App and web page records
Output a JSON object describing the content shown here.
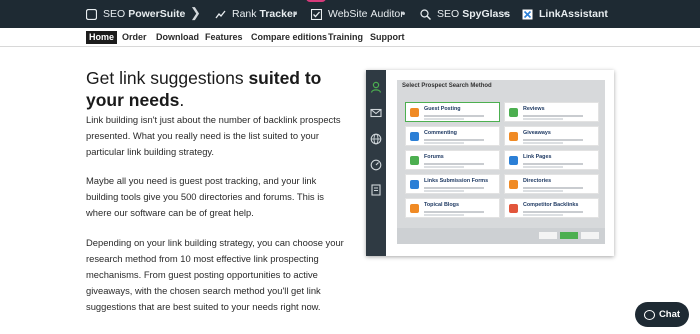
{
  "products": {
    "seo_powersuite": {
      "prefix": "SEO",
      "name": "PowerSuite"
    },
    "rank_tracker": {
      "prefix": "Rank",
      "name": "Tracker"
    },
    "website_auditor": {
      "prefix": "WebSite",
      "name": "Auditor"
    },
    "seo_spyglass": {
      "prefix": "SEO",
      "name": "SpyGlass"
    },
    "link_assistant": {
      "prefix": "",
      "name": "LinkAssistant"
    }
  },
  "nav": {
    "home": "Home",
    "order": "Order",
    "download": "Download",
    "features": "Features",
    "compare": "Compare editions",
    "training": "Training",
    "support": "Support"
  },
  "main": {
    "headline_normal": "Get link suggestions ",
    "headline_bold": "suited to your needs",
    "headline_end": ".",
    "para1": "Link building isn't just about the number of backlink prospects presented. What you really need is the list suited to your particular link building strategy.",
    "para2": "Maybe all you need is guest post tracking, and your link building tools give you 500 directories and forums. This is where our software can be of great help.",
    "para3": "Depending on your link building strategy, you can choose your research method from 10 most effective link prospecting mechanisms. From guest posting opportunities to active giveaways, with the chosen search method you'll get link suggestions that are best suited to your needs right now."
  },
  "mockup": {
    "title": "Select Prospect Search Method",
    "methods": [
      {
        "label": "Guest Posting",
        "color": "#f08a24",
        "icon": "guest-posting-icon"
      },
      {
        "label": "Reviews",
        "color": "#4caf50",
        "icon": "reviews-icon"
      },
      {
        "label": "Commenting",
        "color": "#2b7fd6",
        "icon": "commenting-icon"
      },
      {
        "label": "Giveaways",
        "color": "#f08a24",
        "icon": "giveaways-icon"
      },
      {
        "label": "Forums",
        "color": "#4caf50",
        "icon": "forums-icon"
      },
      {
        "label": "Link Pages",
        "color": "#2b7fd6",
        "icon": "link-pages-icon"
      },
      {
        "label": "Links Submission Forms",
        "color": "#2b7fd6",
        "icon": "submission-forms-icon"
      },
      {
        "label": "Directories",
        "color": "#f08a24",
        "icon": "directories-icon"
      },
      {
        "label": "Topical Blogs",
        "color": "#f08a24",
        "icon": "topical-blogs-icon"
      },
      {
        "label": "Competitor Backlinks",
        "color": "#e2553b",
        "icon": "competitor-backlinks-icon"
      }
    ]
  },
  "chat": {
    "label": "Chat"
  }
}
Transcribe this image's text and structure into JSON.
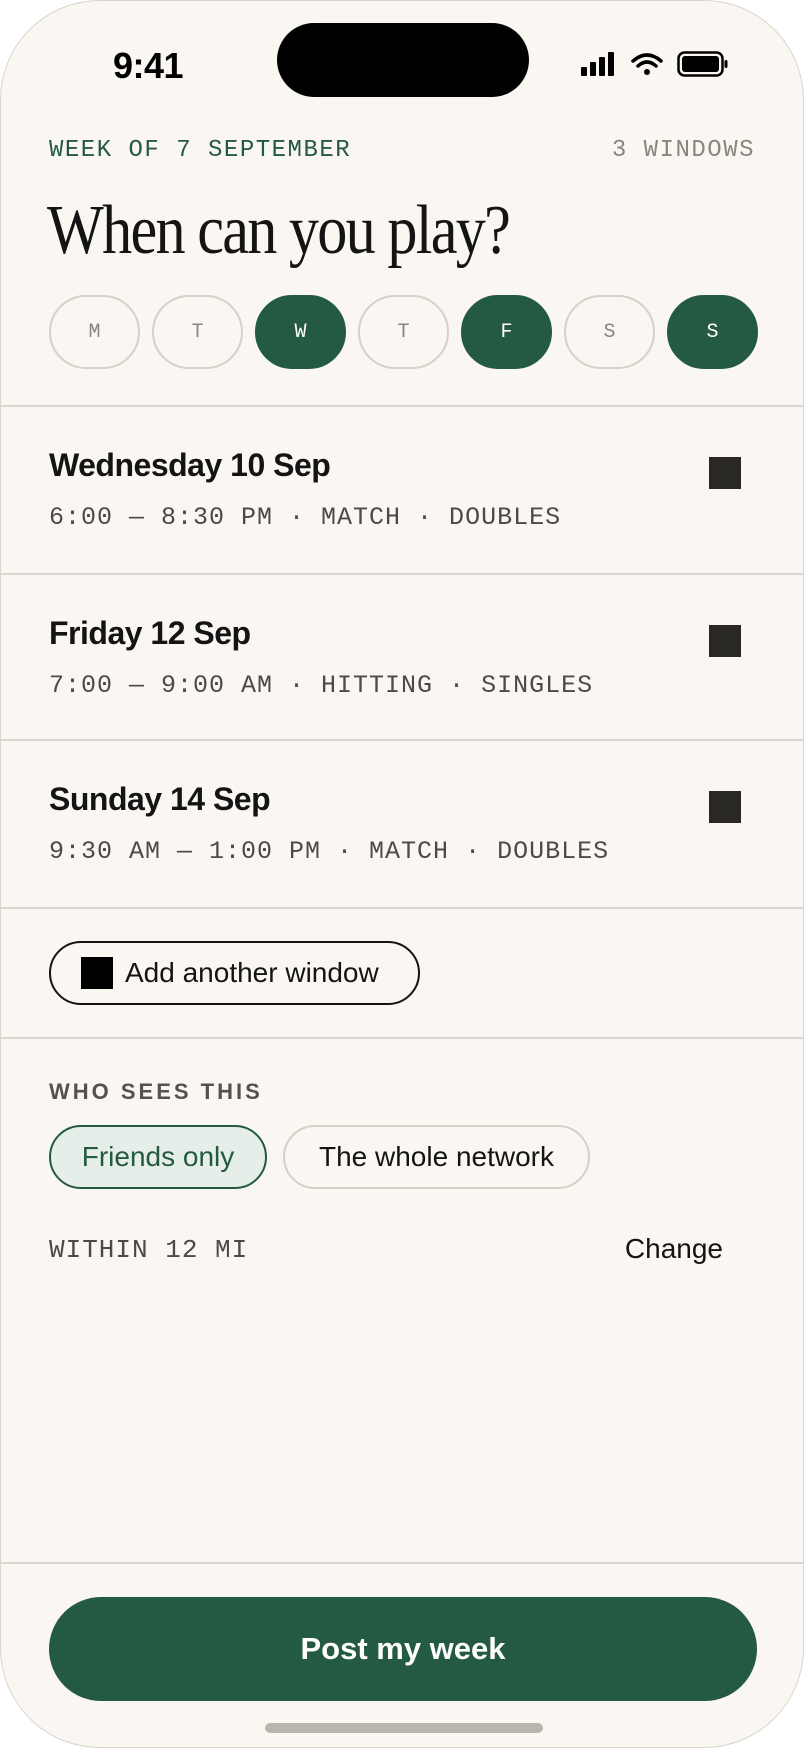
{
  "status_bar": {
    "time": "9:41",
    "icons": [
      "signal-icon",
      "wifi-icon",
      "battery-icon"
    ]
  },
  "header": {
    "week_label": "WEEK OF 7 SEPTEMBER",
    "windows_count": "3 WINDOWS",
    "title": "When can you play?"
  },
  "days": [
    {
      "label": "M",
      "selected": false
    },
    {
      "label": "T",
      "selected": false
    },
    {
      "label": "W",
      "selected": true
    },
    {
      "label": "T",
      "selected": false
    },
    {
      "label": "F",
      "selected": true
    },
    {
      "label": "S",
      "selected": false
    },
    {
      "label": "S",
      "selected": true
    }
  ],
  "slots": [
    {
      "day": "Wednesday 10 Sep",
      "meta": "6:00 — 8:30 PM · MATCH · DOUBLES"
    },
    {
      "day": "Friday 12 Sep",
      "meta": "7:00 — 9:00 AM · HITTING · SINGLES"
    },
    {
      "day": "Sunday 14 Sep",
      "meta": "9:30 AM — 1:00 PM · MATCH · DOUBLES"
    }
  ],
  "add_window_label": "Add another window",
  "visibility": {
    "label": "WHO SEES THIS",
    "options": [
      {
        "label": "Friends only",
        "selected": true
      },
      {
        "label": "The whole network",
        "selected": false
      }
    ]
  },
  "radius": {
    "label": "WITHIN 12 MI",
    "change_label": "Change"
  },
  "post_button_label": "Post my week",
  "colors": {
    "accent": "#245a42",
    "background": "#faf7f3",
    "chip_selected_bg": "#e6eeea"
  }
}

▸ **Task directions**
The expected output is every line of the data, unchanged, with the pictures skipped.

▸ **Answer**
Output a JSON object describing the content shown here.
{
  "products": {
    "seo_powersuite": {
      "prefix": "SEO",
      "name": "PowerSuite"
    },
    "rank_tracker": {
      "prefix": "Rank",
      "name": "Tracker"
    },
    "website_auditor": {
      "prefix": "WebSite",
      "name": "Auditor"
    },
    "seo_spyglass": {
      "prefix": "SEO",
      "name": "SpyGlass"
    },
    "link_assistant": {
      "prefix": "",
      "name": "LinkAssistant"
    }
  },
  "nav": {
    "home": "Home",
    "order": "Order",
    "download": "Download",
    "features": "Features",
    "compare": "Compare editions",
    "training": "Training",
    "support": "Support"
  },
  "main": {
    "headline_normal": "Get link suggestions ",
    "headline_bold": "suited to your needs",
    "headline_end": ".",
    "para1": "Link building isn't just about the number of backlink prospects presented. What you really need is the list suited to your particular link building strategy.",
    "para2": "Maybe all you need is guest post tracking, and your link building tools give you 500 directories and forums. This is where our software can be of great help.",
    "para3": "Depending on your link building strategy, you can choose your research method from 10 most effective link prospecting mechanisms. From guest posting opportunities to active giveaways, with the chosen search method you'll get link suggestions that are best suited to your needs right now."
  },
  "mockup": {
    "title": "Select Prospect Search Method",
    "methods": [
      {
        "label": "Guest Posting",
        "color": "#f08a24",
        "icon": "guest-posting-icon"
      },
      {
        "label": "Reviews",
        "color": "#4caf50",
        "icon": "reviews-icon"
      },
      {
        "label": "Commenting",
        "color": "#2b7fd6",
        "icon": "commenting-icon"
      },
      {
        "label": "Giveaways",
        "color": "#f08a24",
        "icon": "giveaways-icon"
      },
      {
        "label": "Forums",
        "color": "#4caf50",
        "icon": "forums-icon"
      },
      {
        "label": "Link Pages",
        "color": "#2b7fd6",
        "icon": "link-pages-icon"
      },
      {
        "label": "Links Submission Forms",
        "color": "#2b7fd6",
        "icon": "submission-forms-icon"
      },
      {
        "label": "Directories",
        "color": "#f08a24",
        "icon": "directories-icon"
      },
      {
        "label": "Topical Blogs",
        "color": "#f08a24",
        "icon": "topical-blogs-icon"
      },
      {
        "label": "Competitor Backlinks",
        "color": "#e2553b",
        "icon": "competitor-backlinks-icon"
      }
    ]
  },
  "chat": {
    "label": "Chat"
  }
}
Transcribe this image's text and structure into JSON.
{
  "status_bar": {
    "time": "9:41",
    "icons": [
      "signal-icon",
      "wifi-icon",
      "battery-icon"
    ]
  },
  "header": {
    "week_label": "WEEK OF 7 SEPTEMBER",
    "windows_count": "3 WINDOWS",
    "title": "When can you play?"
  },
  "days": [
    {
      "label": "M",
      "selected": false
    },
    {
      "label": "T",
      "selected": false
    },
    {
      "label": "W",
      "selected": true
    },
    {
      "label": "T",
      "selected": false
    },
    {
      "label": "F",
      "selected": true
    },
    {
      "label": "S",
      "selected": false
    },
    {
      "label": "S",
      "selected": true
    }
  ],
  "slots": [
    {
      "day": "Wednesday 10 Sep",
      "meta": "6:00 — 8:30 PM · MATCH · DOUBLES"
    },
    {
      "day": "Friday 12 Sep",
      "meta": "7:00 — 9:00 AM · HITTING · SINGLES"
    },
    {
      "day": "Sunday 14 Sep",
      "meta": "9:30 AM — 1:00 PM · MATCH · DOUBLES"
    }
  ],
  "add_window_label": "Add another window",
  "visibility": {
    "label": "WHO SEES THIS",
    "options": [
      {
        "label": "Friends only",
        "selected": true
      },
      {
        "label": "The whole network",
        "selected": false
      }
    ]
  },
  "radius": {
    "label": "WITHIN 12 MI",
    "change_label": "Change"
  },
  "post_button_label": "Post my week",
  "colors": {
    "accent": "#245a42",
    "background": "#faf7f3",
    "chip_selected_bg": "#e6eeea"
  }
}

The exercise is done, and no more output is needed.